Student group Student Anti-Violence Educators also attended the march. SAVE plays an integral role in organizing Take Back the Night, an event dedicated to raising awareness about sexual assault.

The march was organized in reaction to the controversy following the banning of the UMW men’s rugby club and to support those impacted by the discourse on social media.

“We thought there was need for solidarity and support for those impacted by events this year,” said McKinsey. “We felt people needed a space to express how these events impacted them.”

In addition to the march, FUC also created a petition addressed to President Rick Hurley, the administration and the Board of Visitors. The petition has several components, including a request that the administration organize a meeting concerning the men’s rugby team and how the administration could have handled it better.

The petition also asked that the administration create more resources to address sexual assault, including showing the documentary “The Hunting Ground,” and that the app Yik Yak be banned from being accessed through Apogee, UMW’s wireless network.

According to Mckinsey, the petition is designed to address a number of issues, not just Yik Yak.

“The petition does not only address the issue of Yik Yak but also asks for greater transparency from administration, that those involved in the rugby sanction come together to see how the process could be improved,” said McKinsey.

Meeks said she has seen the controversy take place through Yik Yak.

“I don’t think the feminists on this campus have done everything right, but in no way do they deserve the treatment they received,” said Meeks.

The debate on campus and social media has become a problem for the club as the debate has included negativity and ad hominem attacks. Perceiving threats, the club worked to establish a support system for itself.

“Our group has built up a great support system of faculty, staff and fellow student organizations that’s really helped us in coping,” said McKinsey.

The aim of FUC’s petition and march is to give students the opportunity to speak about their own personal experiences with rape culture and find solutions to end it. Students have responded positively as well as negatively to FUC’s activity on campus.

“Personally, I’ve had complete strangers walk up to me on campus or message me on Facebook thanking me for what the club has done,” said McKinsey.

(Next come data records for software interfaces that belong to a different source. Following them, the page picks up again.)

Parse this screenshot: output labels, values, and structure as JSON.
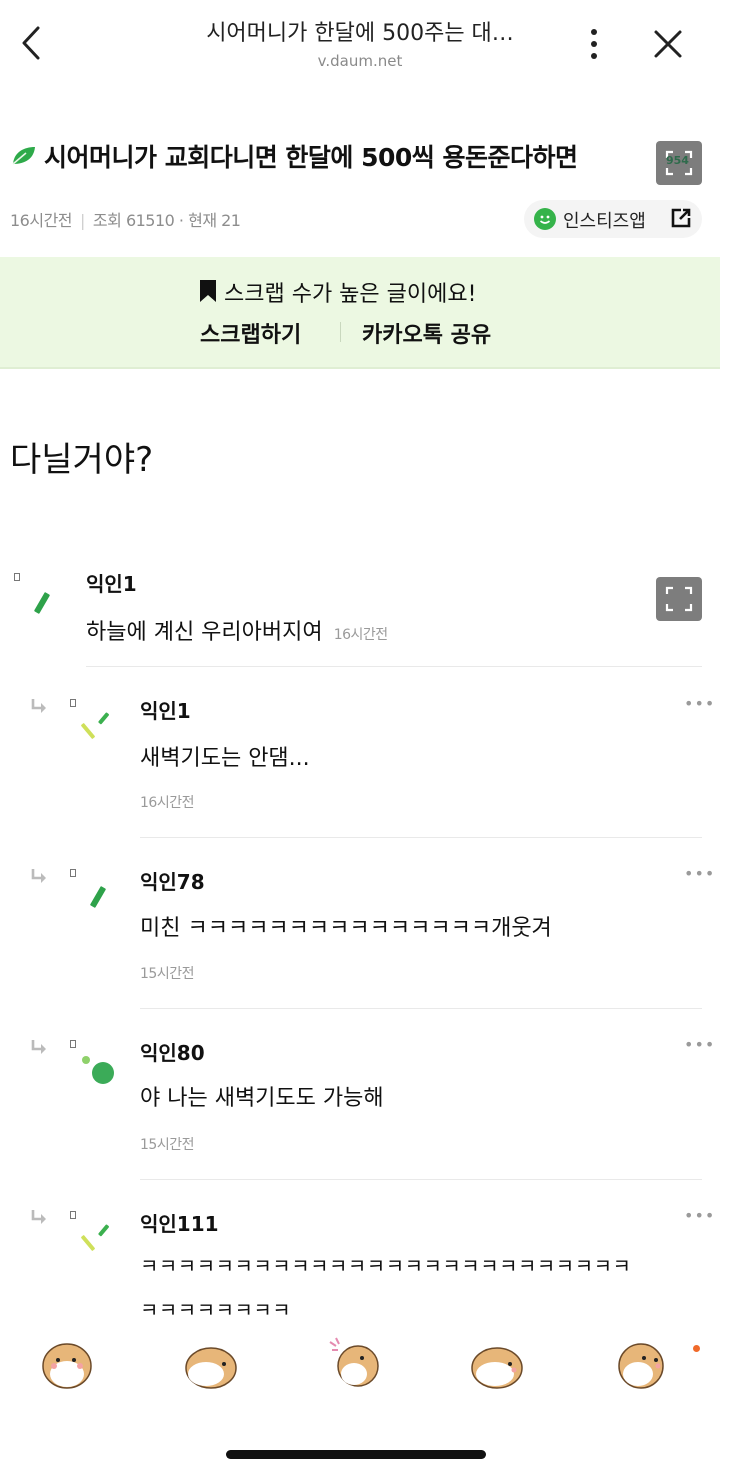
{
  "browser": {
    "title": "시어머니가 한달에 500주는 대…",
    "url": "v.daum.net"
  },
  "article": {
    "title": "시어머니가 교회다니면 한달에 500씩 용돈준다하면",
    "expand_badge": "954",
    "time": "16시간전",
    "views": "조회 61510 · 현재 21",
    "insti_app_label": "인스티즈앱",
    "body": "다닐거야?"
  },
  "banner": {
    "message": "스크랩 수가 높은 글이에요!",
    "scrap_label": "스크랩하기",
    "share_label": "카카오톡 공유"
  },
  "comments": [
    {
      "nick": "익인1",
      "text": "하늘에 계신 우리아버지여",
      "time": "16시간전",
      "reply": false
    },
    {
      "nick": "익인1",
      "text": "새벽기도는 안댐...",
      "time": "16시간전",
      "reply": true
    },
    {
      "nick": "익인78",
      "text": "미친 ㅋㅋㅋㅋㅋㅋㅋㅋㅋㅋㅋㅋㅋㅋㅋ개웃겨",
      "time": "15시간전",
      "reply": true
    },
    {
      "nick": "익인80",
      "text": "야 나는 새벽기도도 가능해",
      "time": "15시간전",
      "reply": true
    },
    {
      "nick": "익인111",
      "text": "ㅋㅋㅋㅋㅋㅋㅋㅋㅋㅋㅋㅋㅋㅋㅋㅋㅋㅋㅋㅋㅋㅋㅋㅋㅋㅋ",
      "text2": "ㅋㅋㅋㅋㅋㅋㅋㅋ",
      "reply": true
    }
  ],
  "colors": {
    "banner_bg": "#ecf8e2",
    "accent_green": "#35b34a",
    "notify_dot": "#f06a2a"
  }
}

For McKinsey, the turnout of the march demonstrated the values of the UMW community.

“I was really happy with the turnout and support from students, faculty, staff and administration,” said McKinsey. “It really showed what this community is about. ”